Data extracts -

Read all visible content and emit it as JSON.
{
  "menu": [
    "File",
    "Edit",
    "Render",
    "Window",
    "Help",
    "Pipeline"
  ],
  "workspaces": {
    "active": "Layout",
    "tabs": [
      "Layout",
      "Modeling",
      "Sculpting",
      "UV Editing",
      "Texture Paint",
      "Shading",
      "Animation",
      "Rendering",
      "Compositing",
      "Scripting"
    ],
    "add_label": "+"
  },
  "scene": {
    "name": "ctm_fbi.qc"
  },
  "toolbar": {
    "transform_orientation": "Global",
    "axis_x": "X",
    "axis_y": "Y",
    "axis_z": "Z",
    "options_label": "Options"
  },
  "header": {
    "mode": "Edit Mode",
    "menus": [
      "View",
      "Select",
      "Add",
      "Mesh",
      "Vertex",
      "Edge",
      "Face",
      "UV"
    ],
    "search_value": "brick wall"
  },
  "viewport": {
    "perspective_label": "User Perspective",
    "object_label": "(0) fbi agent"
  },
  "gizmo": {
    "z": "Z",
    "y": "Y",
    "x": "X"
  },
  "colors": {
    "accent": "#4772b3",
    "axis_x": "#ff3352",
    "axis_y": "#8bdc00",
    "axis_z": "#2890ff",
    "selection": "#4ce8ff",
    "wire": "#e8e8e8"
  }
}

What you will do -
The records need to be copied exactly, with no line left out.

Written answer -
Read all visible content and emit it as JSON.
{
  "menu": [
    "File",
    "Edit",
    "Render",
    "Window",
    "Help",
    "Pipeline"
  ],
  "workspaces": {
    "active": "Layout",
    "tabs": [
      "Layout",
      "Modeling",
      "Sculpting",
      "UV Editing",
      "Texture Paint",
      "Shading",
      "Animation",
      "Rendering",
      "Compositing",
      "Scripting"
    ],
    "add_label": "+"
  },
  "scene": {
    "name": "ctm_fbi.qc"
  },
  "toolbar": {
    "transform_orientation": "Global",
    "axis_x": "X",
    "axis_y": "Y",
    "axis_z": "Z",
    "options_label": "Options"
  },
  "header": {
    "mode": "Edit Mode",
    "menus": [
      "View",
      "Select",
      "Add",
      "Mesh",
      "Vertex",
      "Edge",
      "Face",
      "UV"
    ],
    "search_value": "brick wall"
  },
  "viewport": {
    "perspective_label": "User Perspective",
    "object_label": "(0) fbi agent"
  },
  "gizmo": {
    "z": "Z",
    "y": "Y",
    "x": "X"
  },
  "colors": {
    "accent": "#4772b3",
    "axis_x": "#ff3352",
    "axis_y": "#8bdc00",
    "axis_z": "#2890ff",
    "selection": "#4ce8ff",
    "wire": "#e8e8e8"
  }
}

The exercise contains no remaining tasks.